9 Grammatical Pitfalls
"put together clumsily or dishonestly," 1610s, perhaps an alteration of fadge "make suit, fit" (1570s), of unknown origin. As an interjection meaning "lies, nonsense" from 1766; the noun meaning "nonsense" is 1791. It could be a natural extension from the verb. But Farmer suggests provincial French fuche, feuche, "an exclamation of contempt from Low German futsch = begone."
The traditional English story traces fudge in this sense to a sailor's retort to anything considered lies or nonsense, from Captain Fudge, "who always brought home his owners a good cargo of lies" [Isaac Disraeli, 1791, citing a pamphlet from 1700]. It seems there really was a late 17c. Captain Fudge, called "Lying Fudge," and perhaps his name reinforced this form of fadge in the sense of "contrive without the necessary materials." The surname is from Fuche, a pet form of the masc. proper name Fulcher, from Germanic and meaning literally "people-army."
type of confection, 1895, American English, apparently a word first used among students at women's colleges; perhaps a special use of fudge (v.).
'He lies,' answered Lord Etherington, 'so far as he pretends I know of such papers. I consider the whole story as froth -- foam, fudge, or whatever is most unsubstantial. ...' [Scott, "St. Ronan's Well," 1823]
A mild exclamation of surprise, disappointment, etc; darn (1766+)verb
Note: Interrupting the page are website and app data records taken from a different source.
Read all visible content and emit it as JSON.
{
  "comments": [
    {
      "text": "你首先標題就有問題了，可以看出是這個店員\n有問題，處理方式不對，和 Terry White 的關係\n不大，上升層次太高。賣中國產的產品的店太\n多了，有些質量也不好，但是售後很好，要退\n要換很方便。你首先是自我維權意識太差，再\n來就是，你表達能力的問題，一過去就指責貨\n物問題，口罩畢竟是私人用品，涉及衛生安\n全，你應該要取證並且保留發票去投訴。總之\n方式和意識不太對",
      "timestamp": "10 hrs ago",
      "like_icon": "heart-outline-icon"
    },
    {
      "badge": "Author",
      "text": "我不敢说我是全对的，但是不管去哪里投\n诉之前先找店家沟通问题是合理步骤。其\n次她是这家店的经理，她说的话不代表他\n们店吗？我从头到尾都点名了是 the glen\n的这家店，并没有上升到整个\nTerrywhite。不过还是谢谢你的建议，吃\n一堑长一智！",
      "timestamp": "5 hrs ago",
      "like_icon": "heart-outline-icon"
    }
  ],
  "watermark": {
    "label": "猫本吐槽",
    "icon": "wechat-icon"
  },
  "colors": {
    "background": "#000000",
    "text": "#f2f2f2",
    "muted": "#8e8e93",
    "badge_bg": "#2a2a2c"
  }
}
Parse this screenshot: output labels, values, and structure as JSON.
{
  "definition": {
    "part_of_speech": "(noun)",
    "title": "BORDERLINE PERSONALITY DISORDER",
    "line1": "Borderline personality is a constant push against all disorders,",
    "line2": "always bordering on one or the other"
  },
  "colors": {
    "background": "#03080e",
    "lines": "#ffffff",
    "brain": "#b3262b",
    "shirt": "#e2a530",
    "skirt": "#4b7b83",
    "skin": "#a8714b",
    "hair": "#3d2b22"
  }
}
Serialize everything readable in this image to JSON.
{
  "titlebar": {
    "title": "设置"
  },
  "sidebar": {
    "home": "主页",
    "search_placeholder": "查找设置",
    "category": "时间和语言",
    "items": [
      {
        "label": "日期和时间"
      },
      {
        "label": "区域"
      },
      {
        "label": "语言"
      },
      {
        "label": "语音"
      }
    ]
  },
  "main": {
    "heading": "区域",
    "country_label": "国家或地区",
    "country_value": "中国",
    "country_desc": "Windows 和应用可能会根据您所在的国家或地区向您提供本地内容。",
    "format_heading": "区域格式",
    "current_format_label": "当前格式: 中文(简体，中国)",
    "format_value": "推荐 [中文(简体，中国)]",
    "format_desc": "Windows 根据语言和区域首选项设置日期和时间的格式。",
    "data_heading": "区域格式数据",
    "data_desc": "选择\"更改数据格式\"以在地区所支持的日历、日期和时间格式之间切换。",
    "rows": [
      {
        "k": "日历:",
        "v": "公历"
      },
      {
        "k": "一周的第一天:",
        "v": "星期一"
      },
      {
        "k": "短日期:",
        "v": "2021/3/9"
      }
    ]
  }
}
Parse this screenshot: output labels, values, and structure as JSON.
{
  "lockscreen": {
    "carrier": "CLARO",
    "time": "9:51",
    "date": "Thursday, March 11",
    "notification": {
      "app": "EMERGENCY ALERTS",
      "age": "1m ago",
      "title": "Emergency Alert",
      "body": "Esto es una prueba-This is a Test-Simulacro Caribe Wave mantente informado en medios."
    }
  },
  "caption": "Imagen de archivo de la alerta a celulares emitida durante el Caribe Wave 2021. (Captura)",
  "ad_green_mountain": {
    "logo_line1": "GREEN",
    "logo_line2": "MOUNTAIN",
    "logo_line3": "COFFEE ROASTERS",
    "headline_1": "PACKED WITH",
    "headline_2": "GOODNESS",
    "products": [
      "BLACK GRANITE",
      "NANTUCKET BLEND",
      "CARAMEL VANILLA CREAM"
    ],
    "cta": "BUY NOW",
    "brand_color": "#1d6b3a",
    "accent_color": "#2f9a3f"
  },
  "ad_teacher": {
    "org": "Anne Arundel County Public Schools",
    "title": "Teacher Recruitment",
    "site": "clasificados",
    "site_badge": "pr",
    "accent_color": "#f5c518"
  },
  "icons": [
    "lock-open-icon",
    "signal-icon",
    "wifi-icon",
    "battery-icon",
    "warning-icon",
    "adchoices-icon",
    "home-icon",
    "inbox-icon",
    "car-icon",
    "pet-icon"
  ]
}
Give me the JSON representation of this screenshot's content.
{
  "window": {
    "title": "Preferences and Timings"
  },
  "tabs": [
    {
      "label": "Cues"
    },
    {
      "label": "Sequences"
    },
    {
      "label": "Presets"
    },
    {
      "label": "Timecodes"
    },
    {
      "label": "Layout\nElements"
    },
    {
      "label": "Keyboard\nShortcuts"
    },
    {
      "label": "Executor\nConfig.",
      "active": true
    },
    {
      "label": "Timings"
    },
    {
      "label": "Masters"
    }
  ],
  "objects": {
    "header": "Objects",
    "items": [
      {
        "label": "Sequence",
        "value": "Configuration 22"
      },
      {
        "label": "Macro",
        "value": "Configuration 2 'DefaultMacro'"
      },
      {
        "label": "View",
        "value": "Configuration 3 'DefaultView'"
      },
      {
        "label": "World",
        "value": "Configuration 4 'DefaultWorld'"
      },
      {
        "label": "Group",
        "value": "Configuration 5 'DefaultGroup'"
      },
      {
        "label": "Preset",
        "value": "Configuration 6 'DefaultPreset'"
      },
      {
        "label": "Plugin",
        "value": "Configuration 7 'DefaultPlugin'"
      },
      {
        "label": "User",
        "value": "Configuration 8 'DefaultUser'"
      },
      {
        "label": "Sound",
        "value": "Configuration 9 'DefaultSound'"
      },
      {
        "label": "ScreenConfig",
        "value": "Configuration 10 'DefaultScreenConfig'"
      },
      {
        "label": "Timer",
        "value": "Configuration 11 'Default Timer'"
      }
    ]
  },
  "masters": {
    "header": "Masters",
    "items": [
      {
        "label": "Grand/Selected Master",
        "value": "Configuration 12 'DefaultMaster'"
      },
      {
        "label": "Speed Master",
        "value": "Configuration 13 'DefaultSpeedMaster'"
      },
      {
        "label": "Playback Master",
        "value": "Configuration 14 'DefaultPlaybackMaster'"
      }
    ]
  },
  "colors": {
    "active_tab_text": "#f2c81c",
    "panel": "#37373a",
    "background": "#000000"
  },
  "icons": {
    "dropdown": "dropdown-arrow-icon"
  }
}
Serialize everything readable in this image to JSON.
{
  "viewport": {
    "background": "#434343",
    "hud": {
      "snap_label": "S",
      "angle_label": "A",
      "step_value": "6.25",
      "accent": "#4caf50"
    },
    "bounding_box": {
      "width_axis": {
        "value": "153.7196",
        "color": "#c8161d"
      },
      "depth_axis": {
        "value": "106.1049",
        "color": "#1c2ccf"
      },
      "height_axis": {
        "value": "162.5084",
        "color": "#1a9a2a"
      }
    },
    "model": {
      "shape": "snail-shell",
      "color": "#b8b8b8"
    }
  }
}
[first verb sense said to be fr the name of a Royal Navy Captain Fudge, ''by some called Lying Fudge''; sailors, hearing a lie told, exclaimed ''You fudge it!'']